▸ **Data shown**
Segment Open

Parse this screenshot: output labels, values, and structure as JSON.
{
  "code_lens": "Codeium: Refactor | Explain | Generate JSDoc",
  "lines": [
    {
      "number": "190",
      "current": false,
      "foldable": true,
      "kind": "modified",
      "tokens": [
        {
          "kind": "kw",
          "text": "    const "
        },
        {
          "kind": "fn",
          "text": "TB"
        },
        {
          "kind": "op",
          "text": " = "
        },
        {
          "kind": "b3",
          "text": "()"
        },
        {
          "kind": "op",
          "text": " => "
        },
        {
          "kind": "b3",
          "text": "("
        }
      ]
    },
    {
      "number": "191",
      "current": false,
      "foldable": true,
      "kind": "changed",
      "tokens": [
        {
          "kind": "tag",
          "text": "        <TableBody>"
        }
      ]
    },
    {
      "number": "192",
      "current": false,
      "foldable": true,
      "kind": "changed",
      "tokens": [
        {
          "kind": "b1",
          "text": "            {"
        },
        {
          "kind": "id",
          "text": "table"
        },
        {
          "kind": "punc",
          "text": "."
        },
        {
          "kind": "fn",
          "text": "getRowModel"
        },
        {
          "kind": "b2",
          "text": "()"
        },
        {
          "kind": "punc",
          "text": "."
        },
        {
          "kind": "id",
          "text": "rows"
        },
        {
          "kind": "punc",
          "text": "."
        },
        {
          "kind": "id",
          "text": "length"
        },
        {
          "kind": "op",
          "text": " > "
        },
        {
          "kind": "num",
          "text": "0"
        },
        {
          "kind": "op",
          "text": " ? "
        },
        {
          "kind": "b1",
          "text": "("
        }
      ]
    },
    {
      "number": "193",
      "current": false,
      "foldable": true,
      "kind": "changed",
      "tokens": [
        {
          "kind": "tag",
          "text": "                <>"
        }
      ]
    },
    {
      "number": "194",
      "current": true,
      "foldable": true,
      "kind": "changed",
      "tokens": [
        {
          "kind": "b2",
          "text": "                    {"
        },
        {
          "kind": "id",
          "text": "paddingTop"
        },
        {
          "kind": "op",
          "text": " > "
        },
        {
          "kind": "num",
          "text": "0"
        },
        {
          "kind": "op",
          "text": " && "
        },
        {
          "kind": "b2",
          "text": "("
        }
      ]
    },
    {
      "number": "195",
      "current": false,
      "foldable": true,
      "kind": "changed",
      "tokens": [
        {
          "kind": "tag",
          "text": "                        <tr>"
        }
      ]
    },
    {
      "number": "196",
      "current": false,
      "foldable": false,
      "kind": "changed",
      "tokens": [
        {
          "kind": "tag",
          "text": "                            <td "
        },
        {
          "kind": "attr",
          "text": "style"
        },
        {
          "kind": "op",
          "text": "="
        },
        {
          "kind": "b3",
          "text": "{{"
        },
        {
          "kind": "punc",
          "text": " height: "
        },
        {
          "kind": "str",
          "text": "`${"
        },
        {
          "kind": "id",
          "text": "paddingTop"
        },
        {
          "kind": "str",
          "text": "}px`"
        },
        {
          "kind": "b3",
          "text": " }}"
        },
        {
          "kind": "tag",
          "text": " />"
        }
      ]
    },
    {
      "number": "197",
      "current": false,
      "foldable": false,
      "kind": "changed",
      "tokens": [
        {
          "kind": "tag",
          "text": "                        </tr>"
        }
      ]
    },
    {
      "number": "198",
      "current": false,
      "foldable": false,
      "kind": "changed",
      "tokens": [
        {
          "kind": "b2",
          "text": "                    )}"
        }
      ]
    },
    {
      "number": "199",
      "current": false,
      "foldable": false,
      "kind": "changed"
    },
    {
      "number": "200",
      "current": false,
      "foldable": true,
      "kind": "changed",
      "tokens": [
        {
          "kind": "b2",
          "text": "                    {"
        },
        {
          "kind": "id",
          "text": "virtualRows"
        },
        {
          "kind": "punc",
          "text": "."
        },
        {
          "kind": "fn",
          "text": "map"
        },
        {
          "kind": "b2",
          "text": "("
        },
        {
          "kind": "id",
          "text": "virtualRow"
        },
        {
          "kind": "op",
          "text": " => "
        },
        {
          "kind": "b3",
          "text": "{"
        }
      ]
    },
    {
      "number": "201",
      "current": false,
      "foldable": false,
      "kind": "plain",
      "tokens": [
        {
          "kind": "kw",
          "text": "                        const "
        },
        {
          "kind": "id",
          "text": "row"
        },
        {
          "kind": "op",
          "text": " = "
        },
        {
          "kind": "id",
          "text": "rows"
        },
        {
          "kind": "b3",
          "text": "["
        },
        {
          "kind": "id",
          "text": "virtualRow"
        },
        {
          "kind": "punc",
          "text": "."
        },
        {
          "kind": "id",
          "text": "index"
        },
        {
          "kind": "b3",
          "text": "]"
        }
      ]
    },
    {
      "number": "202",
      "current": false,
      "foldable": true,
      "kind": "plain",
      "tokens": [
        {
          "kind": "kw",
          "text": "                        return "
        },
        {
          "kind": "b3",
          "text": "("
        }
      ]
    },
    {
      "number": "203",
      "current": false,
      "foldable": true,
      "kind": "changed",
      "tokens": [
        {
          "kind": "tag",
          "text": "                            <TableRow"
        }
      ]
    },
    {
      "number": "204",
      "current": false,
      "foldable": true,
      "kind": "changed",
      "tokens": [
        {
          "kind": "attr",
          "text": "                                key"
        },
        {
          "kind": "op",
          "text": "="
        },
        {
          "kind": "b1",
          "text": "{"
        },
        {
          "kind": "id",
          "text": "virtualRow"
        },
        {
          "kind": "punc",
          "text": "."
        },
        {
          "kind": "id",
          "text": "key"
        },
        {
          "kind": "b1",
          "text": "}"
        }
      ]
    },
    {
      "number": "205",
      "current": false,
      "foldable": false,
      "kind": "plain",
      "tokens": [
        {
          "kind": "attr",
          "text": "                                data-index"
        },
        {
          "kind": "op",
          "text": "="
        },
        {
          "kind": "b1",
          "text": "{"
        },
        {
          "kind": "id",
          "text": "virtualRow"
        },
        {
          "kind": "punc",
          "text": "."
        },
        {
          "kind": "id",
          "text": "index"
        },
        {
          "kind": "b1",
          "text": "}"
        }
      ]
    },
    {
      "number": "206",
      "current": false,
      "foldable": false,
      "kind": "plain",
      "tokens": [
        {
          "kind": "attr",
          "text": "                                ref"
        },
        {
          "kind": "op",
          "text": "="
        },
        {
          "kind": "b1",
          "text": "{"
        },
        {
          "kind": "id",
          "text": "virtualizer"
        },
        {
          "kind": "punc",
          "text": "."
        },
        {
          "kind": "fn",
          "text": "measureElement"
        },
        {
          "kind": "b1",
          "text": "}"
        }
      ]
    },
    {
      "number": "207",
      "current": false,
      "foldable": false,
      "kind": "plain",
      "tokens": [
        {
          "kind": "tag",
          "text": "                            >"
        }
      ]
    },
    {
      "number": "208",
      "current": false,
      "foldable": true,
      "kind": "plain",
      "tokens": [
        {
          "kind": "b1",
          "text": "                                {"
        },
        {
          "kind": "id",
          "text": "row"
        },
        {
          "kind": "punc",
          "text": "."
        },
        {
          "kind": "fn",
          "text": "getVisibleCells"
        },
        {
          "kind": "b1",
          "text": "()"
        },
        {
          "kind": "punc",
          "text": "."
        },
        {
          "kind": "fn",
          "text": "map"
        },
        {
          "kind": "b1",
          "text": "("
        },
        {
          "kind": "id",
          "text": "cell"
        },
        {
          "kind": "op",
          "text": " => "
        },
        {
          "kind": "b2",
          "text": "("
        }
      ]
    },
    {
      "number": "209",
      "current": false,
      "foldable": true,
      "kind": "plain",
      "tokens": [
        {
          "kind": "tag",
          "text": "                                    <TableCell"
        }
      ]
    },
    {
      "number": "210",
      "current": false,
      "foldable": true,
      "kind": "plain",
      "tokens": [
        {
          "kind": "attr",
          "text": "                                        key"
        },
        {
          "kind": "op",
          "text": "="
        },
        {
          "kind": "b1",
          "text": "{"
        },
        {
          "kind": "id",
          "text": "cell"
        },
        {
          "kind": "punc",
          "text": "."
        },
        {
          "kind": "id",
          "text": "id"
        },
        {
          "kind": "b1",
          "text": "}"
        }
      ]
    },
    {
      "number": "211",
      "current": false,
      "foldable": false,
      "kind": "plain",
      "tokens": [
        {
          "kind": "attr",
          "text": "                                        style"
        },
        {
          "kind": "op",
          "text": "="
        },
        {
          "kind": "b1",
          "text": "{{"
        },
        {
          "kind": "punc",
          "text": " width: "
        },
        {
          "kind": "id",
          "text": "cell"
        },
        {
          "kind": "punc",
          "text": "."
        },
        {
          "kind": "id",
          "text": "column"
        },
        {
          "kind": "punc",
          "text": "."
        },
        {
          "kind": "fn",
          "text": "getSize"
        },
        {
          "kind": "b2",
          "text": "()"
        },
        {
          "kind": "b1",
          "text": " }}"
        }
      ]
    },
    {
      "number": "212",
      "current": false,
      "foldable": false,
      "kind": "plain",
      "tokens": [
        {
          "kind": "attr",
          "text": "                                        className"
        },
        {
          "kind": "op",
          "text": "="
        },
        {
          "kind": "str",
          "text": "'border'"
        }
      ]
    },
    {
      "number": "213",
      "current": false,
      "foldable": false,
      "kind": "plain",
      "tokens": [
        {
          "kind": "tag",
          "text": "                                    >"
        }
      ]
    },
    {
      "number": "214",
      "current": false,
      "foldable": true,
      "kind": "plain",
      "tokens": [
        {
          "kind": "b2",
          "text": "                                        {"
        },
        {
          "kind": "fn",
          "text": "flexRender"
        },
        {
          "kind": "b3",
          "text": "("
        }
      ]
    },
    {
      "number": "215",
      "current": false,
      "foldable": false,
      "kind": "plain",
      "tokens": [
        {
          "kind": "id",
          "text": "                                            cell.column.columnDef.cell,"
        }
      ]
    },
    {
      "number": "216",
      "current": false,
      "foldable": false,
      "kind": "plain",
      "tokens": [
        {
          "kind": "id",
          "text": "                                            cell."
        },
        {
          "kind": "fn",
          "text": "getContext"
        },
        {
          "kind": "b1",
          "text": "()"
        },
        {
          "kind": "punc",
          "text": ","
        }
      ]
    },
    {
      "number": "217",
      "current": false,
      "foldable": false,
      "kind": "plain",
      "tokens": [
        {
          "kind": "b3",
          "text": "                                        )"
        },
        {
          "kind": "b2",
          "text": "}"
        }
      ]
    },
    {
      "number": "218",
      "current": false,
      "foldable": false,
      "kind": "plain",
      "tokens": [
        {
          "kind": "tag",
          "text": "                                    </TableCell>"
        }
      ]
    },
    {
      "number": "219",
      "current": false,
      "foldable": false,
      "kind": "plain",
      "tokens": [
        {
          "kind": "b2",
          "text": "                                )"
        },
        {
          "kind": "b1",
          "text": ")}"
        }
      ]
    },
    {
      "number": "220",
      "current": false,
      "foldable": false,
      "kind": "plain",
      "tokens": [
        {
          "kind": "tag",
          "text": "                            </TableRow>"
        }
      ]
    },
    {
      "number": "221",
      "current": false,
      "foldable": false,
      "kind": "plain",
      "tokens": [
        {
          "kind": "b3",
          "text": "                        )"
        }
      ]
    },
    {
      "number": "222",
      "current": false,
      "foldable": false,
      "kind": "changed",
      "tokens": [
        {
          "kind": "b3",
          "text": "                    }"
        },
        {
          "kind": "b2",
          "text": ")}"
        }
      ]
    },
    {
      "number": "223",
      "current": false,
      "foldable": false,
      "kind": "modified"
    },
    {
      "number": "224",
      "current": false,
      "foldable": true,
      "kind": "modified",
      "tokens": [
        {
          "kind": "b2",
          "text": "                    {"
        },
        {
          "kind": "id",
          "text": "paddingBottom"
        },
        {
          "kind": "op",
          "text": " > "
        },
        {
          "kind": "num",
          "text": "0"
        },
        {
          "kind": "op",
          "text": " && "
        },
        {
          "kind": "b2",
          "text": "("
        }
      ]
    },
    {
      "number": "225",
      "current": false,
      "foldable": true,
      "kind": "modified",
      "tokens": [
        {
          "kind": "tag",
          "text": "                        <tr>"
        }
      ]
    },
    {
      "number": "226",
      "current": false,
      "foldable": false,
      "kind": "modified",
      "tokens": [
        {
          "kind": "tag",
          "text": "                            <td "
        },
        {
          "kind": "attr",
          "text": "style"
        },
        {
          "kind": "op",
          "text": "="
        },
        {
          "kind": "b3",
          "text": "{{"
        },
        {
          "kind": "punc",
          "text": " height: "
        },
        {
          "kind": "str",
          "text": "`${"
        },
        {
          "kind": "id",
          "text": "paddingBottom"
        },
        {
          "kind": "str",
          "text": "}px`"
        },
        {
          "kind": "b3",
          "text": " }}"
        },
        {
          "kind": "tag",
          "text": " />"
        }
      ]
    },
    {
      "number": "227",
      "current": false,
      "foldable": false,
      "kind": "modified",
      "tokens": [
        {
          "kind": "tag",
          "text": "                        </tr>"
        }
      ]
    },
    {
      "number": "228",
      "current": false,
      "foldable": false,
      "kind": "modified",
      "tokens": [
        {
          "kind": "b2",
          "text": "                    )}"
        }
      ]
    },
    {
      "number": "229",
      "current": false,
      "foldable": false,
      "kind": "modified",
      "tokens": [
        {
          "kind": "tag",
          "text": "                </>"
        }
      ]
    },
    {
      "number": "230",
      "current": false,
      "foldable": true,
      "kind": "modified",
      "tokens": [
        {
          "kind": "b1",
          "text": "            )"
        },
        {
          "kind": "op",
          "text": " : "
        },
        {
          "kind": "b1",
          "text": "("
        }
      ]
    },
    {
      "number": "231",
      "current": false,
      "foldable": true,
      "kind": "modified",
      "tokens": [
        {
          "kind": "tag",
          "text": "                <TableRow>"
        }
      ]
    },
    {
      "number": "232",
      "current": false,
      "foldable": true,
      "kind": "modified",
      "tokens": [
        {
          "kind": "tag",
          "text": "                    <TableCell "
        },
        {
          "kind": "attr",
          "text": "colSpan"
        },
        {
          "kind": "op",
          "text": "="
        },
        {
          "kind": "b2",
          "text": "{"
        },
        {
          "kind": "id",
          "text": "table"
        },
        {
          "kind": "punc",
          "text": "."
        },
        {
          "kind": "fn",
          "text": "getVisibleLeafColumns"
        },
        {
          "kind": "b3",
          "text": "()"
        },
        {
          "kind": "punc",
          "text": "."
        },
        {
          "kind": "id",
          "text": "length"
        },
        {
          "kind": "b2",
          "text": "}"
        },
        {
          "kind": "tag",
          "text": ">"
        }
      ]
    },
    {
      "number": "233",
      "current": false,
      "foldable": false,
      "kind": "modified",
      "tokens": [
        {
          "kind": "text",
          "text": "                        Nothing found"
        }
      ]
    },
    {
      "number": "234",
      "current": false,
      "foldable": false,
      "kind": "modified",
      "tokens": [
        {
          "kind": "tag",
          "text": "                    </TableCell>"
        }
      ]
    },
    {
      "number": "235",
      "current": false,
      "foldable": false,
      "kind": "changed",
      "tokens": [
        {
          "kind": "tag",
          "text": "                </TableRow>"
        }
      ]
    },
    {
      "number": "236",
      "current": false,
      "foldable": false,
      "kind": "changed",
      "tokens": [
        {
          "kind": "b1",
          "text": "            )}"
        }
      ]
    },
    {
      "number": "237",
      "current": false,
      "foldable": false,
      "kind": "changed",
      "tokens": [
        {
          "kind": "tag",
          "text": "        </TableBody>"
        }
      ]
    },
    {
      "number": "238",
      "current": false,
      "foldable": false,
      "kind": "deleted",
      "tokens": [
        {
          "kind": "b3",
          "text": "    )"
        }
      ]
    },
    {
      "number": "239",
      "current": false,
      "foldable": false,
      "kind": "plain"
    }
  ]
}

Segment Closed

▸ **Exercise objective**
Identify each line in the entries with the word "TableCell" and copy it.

▸ **Your solution**
          "text": "                                    <TableCell"
          "text": "                                    </TableCell>"
          "text": "                    <TableCell "
          "text": "                    </TableCell>"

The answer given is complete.